Data listing
◆ ◆ ◆

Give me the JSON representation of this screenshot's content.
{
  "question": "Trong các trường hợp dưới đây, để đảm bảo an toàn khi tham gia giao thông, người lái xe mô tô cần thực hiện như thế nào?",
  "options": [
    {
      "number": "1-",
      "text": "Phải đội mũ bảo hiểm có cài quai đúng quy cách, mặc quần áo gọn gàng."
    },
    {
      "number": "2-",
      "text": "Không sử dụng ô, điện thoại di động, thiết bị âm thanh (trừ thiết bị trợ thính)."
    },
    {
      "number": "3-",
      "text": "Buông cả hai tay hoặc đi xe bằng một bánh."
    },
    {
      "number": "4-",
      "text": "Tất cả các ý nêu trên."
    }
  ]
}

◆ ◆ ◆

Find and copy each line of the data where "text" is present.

      "text": "Phải đội mũ bảo hiểm có cài quai đúng quy cách, mặc quần áo gọn gàng."
      "text": "Không sử dụng ô, điện thoại di động, thiết bị âm thanh (trừ thiết bị trợ thính)."
      "text": "Buông cả hai tay hoặc đi xe bằng một bánh."
      "text": "Tất cả các ý nêu trên."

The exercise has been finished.